TASK TO CARRY OUT:
Nothing should be left out: write out the whole listing exactly.

THE DATA:

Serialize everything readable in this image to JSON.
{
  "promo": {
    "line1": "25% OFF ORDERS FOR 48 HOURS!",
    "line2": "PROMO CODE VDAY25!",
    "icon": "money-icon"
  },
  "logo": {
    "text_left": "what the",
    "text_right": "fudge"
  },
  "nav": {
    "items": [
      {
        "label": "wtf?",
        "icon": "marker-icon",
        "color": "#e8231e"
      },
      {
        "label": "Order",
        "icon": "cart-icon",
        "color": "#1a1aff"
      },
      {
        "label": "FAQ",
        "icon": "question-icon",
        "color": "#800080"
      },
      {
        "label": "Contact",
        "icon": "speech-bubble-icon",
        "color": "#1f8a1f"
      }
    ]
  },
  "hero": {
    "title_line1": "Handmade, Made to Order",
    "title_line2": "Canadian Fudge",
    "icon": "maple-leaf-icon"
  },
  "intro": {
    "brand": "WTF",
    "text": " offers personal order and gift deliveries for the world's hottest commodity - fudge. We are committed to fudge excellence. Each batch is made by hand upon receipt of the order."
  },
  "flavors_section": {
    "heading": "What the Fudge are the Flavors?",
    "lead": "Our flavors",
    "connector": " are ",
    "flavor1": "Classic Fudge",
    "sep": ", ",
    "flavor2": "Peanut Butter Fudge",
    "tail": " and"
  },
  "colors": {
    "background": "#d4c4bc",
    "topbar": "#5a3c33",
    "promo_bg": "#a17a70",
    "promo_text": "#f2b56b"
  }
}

ANSWER BOX:
Serialize everything readable in this image to JSON.
{
  "promo": {
    "line1": "25% OFF ORDERS FOR 48 HOURS!",
    "line2": "PROMO CODE VDAY25!",
    "icon": "money-icon"
  },
  "logo": {
    "text_left": "what the",
    "text_right": "fudge"
  },
  "nav": {
    "items": [
      {
        "label": "wtf?",
        "icon": "marker-icon",
        "color": "#e8231e"
      },
      {
        "label": "Order",
        "icon": "cart-icon",
        "color": "#1a1aff"
      },
      {
        "label": "FAQ",
        "icon": "question-icon",
        "color": "#800080"
      },
      {
        "label": "Contact",
        "icon": "speech-bubble-icon",
        "color": "#1f8a1f"
      }
    ]
  },
  "hero": {
    "title_line1": "Handmade, Made to Order",
    "title_line2": "Canadian Fudge",
    "icon": "maple-leaf-icon"
  },
  "intro": {
    "brand": "WTF",
    "text": " offers personal order and gift deliveries for the world's hottest commodity - fudge. We are committed to fudge excellence. Each batch is made by hand upon receipt of the order."
  },
  "flavors_section": {
    "heading": "What the Fudge are the Flavors?",
    "lead": "Our flavors",
    "connector": " are ",
    "flavor1": "Classic Fudge",
    "sep": ", ",
    "flavor2": "Peanut Butter Fudge",
    "tail": " and"
  },
  "colors": {
    "background": "#d4c4bc",
    "topbar": "#5a3c33",
    "promo_bg": "#a17a70",
    "promo_text": "#f2b56b"
  }
}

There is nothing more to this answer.